Dominion Energy and Duke Energy have scrapped plans to build an $8bn natural gas pipeline that was to run along the Appalachian Trail.
Traveling through Virginia, the 600-mile Atlantic Coast Pipeline would have helped power a region home to the largest number of data centers in the world - but many of the companies operating there did not want the system to be built. Instead, the companies pushed for greener options.
Dominion and Duke announced the news on the Sunday of the 4th of July weekend.
No longer in the pipeline
Just last month, the two energy companies beat a challenge by environmental groups in the Supreme Court.
But, the companies said in a joint statement, "recent developments have created an unacceptable layer of uncertainty and anticipated delays for ACP."
The companies pointed to court losses in Montana about permitting for waterbody and wetland crossings, which they believed would prompt similar challenges in other Circuit courts.

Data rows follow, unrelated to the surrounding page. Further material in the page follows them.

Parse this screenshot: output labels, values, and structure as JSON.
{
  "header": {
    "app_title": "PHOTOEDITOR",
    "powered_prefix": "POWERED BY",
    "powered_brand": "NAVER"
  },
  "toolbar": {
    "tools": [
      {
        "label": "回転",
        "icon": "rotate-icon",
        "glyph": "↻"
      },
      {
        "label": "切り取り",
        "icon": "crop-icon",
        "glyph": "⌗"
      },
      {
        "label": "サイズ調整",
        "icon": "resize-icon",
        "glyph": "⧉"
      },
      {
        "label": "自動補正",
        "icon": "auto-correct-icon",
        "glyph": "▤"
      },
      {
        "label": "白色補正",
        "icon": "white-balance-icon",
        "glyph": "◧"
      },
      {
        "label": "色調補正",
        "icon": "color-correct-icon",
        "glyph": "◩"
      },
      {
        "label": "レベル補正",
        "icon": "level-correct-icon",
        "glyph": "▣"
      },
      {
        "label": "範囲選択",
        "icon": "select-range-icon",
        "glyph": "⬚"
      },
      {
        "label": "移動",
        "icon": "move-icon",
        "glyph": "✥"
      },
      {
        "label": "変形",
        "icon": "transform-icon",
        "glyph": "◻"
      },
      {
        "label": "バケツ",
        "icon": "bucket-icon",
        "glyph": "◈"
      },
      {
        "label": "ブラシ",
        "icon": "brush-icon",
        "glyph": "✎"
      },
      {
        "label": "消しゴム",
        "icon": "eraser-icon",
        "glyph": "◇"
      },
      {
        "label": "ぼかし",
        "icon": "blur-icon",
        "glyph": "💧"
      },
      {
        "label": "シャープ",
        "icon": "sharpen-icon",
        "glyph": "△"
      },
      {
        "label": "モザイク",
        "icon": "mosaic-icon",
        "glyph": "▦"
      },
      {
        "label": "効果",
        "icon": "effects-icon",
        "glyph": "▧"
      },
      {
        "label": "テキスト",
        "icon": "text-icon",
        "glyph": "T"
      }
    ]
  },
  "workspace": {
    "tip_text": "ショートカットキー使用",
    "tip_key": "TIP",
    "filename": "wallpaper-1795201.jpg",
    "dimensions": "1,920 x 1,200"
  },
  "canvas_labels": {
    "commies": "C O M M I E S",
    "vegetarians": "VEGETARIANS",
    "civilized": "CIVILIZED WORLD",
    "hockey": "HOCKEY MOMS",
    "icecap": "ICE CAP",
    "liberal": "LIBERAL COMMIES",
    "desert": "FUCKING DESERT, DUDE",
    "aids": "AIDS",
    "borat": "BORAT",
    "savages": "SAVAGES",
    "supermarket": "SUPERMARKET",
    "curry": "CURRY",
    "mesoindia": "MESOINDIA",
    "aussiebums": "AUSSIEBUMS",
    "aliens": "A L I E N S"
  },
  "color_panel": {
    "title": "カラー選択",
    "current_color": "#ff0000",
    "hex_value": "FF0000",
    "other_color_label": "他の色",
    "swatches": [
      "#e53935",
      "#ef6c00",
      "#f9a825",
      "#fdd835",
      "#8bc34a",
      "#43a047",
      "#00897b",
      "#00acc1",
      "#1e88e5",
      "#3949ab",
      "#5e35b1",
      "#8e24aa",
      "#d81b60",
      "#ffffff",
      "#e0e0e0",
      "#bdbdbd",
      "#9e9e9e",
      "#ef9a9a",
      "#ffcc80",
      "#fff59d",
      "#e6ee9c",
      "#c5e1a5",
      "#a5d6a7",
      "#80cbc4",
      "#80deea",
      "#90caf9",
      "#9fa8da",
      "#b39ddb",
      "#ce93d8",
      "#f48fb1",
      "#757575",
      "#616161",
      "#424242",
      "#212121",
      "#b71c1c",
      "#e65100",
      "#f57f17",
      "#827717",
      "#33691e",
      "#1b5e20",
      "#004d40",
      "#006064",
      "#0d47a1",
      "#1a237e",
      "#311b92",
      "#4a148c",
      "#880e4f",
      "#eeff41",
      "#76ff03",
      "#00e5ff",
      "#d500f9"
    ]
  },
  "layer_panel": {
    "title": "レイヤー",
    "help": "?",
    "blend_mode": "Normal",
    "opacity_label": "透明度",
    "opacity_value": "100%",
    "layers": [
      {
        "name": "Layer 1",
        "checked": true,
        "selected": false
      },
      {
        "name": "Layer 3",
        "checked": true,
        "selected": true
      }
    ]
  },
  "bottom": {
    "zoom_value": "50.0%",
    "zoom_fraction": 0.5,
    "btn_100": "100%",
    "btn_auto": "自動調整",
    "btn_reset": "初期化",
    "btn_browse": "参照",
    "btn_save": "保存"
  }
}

"This new information and litigation risk, among other continuing execution risks, make the project too uncertain to justify investing more shareholder capital."
The two companies said that they had already invested "billions of dollars" in the project since it was announced six years ago, but did not disclose a specific cost.
Dominion and Duke CEOs Thomas Farrell and Lynn Good said that the "announcement reflects the increasing legal uncertainty that overhangs large-scale energy and industrial infrastructure development in the United States. Until these issues are resolved, the ability to satisfy the country's energy needs will be significantly challenged."
Since the election of President Donald Trump in 2016, federal regulations and restrictions on large infrastructure projects have been steadily eroded.
US Energy Secretary Dan Brouillette said that the cancellation was due to well-funded "activists." Prior to his work in government, Brouillette ran policy and lobbying for Ford Motor Company.
The pipeline has seen mass grassroots protests. Its ending was met with celebration by environmental groups.
"This is tremendous news for West Virginians, Virginians, and North Carolinians who deserve clean air, safe water and protection from climate change," Gillian Giannetti, an attorney with the Natural Resources Defense Council, said in a statement.
"As they abandon this dirty pipe dream, Dominion and Duke should now pivot to investing more in energy efficiency, wind and solar - that's how to provide jobs and a better future for all."
After announcing the news, Dominion said that it would also sell its natural gas assets to Berkshire Hathaway for $4 billion.
Warren Buffet's company will take control of over 7,700 miles of natural gas transmission lines, 900 billion cubic feet worth of gas storage, and $5.7 billion in debt.
Last year, Adobe, Akamai Technologies, Apple, AWS, Equinix, Iron Mountain, LinkedIn, Microsoft, Salesforce and QTS were among a number of large tech companies that criticized the pipeline.
In a joint letter delivered to Virginia’s State Corporation Commission, the companies said that renewable energy was cleaner - and often cheaper. At the time, Greenpeace estimated that the companies that submitted the letter represent over 50 percent of the more than 4GW of data center electricity demand projected in Virginia.
"Companies providing or using data centers are proud to offer fast, high-quality Internet and cloud services, and we are grateful for access to abundant, reliable, low-cost energy that enables us to do so," the letter said.
"However, a clean, flexible, and dynamic grid - replete with renewable energy and modern energy technologies - is the way of the future. It is vital that the energy investments being made today are forward-thinking and truly serve the best interest of ratepayers, the economy, and the planet for generations to come."